However, that just leads into how easy DAEMON X MACHINA is. Missions are absurdly easy as a whole, as enemies typically have a hard time hitting you and enemy mechs are not aggressive enough most of the time to even remotely out-damage you. The usual lack of challenge is an exception for defensive missions and the final boss. Defensive missions in this game are effectively a luck of the draw, as either the enemy just completely destroys whatever you are trying to protect or they don’t even focus on it. Meanwhile the final boss can effectively auto-hit you from the opposite end of the map, alongside having a large health bar with hardly a single health or ammo pick-up to be found. As such, you have to resort to a method that is not exceptionally clear. As a whole however, for an otherwise easy game, the game’s more lax nature doesn’t detract from the quality of the gameplay. Yet if you are looking for a consistently hard challenge, it isn’t to be found here.
The presentation still holds up, with hardly any issues to be had. Many of the bosses and mechs in DAEMON X MACHINA inspire awe, be it the former’s gargantuan presence or the latter’s robust design. Some of the more desolate areas look cool as well, rather than bog standard wastelands of nothingness. There are only two technical oddities I have noticed. I played the game portable so I am unsure if this is an issue docked but the game would stutter for about half a second on a select couple of missions, particularly when there were a lot effects going on at once. Another is the feel of attacking mechs with a straight-on explosive hit. The massive amount of hit stun from a knockdown or knockback causes an invulnerability state but doesn’t stop continuous knockback from occurring. As such mechs, including yourself technically, can be stuck in continuous hit stun but unable to take damage until it stops.

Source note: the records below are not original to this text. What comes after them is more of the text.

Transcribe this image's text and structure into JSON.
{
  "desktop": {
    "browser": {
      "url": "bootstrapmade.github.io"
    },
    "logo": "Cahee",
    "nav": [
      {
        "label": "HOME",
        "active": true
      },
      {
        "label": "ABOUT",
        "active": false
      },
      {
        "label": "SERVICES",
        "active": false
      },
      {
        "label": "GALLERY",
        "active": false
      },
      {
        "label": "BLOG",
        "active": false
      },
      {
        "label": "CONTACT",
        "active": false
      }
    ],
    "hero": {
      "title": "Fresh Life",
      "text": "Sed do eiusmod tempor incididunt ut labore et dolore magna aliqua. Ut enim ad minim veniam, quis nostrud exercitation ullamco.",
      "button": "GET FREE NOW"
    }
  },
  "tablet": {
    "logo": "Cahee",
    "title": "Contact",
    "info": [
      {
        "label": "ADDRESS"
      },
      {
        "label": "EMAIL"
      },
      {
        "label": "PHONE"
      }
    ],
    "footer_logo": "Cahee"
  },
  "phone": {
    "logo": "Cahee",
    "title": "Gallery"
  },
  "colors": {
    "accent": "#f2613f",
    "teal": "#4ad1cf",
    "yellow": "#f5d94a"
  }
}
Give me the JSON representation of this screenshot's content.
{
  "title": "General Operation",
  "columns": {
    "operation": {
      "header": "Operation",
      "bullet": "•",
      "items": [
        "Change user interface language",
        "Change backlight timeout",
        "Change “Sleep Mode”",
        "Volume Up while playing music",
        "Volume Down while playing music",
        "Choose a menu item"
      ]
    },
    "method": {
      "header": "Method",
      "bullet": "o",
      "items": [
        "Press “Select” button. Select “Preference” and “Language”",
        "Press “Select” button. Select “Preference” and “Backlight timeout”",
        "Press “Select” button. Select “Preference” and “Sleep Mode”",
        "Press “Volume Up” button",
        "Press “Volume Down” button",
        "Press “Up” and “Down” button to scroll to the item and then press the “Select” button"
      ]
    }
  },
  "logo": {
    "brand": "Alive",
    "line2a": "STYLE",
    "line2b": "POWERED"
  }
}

In my comments about the demo I mentioned that the audio, while fine, is not particularly notable. I would like to retract that statement, as the audio design has grown on me. For example, the gargantuan bosses have very distorted but fitting moans and wails that really set the tone quite well. The soundtrack for DAEMON X MACHINA is also enjoyable, being surprisingly varied instead of keeping to rock and metal. It is a fun soundtrack, one that lends itself to the soundtracks of classic mecha anime and games. The voice acting for the cast, cliché or not, is also serviceable. It may not be stellar, but the voice actors put on some fun voices to listen to.
As a whole, I still say DAEMON X MACHINA met my expectations. Mecha games, from my own personal experience at this point, aren’t made to be perfect in any regard. I truly believe that Kenichiro wanted to craft a game that would satisfy fans of the genre and he has definitely set out to meet that expectation instead of going above and beyond. The game’s mechanics are exceptionally solid, with only occasional points of mediocrity and bad design.
However, thanks to the game’s structure, it will be difficult for newcomers or players from outside of the genre to truly get into it, particularly those who would rather do longer game sessions or enjoy more varied play. The price tag of $59.99 further compounds the issue, being yet another barrier of entry. In the end, I enjoyed DAEMON X MACHINA, but this comes from the perspective of someone who always was interested in the genre. Depending on if you are a fan or not, I recommend waiting on a price drop. For me personally, I hope the release revitalizes the genre so we can see even more Mecha games.
Review copy provided by the publisher
ActionDaemon X MachinaMarvelous EntertainmentNintendoSwitch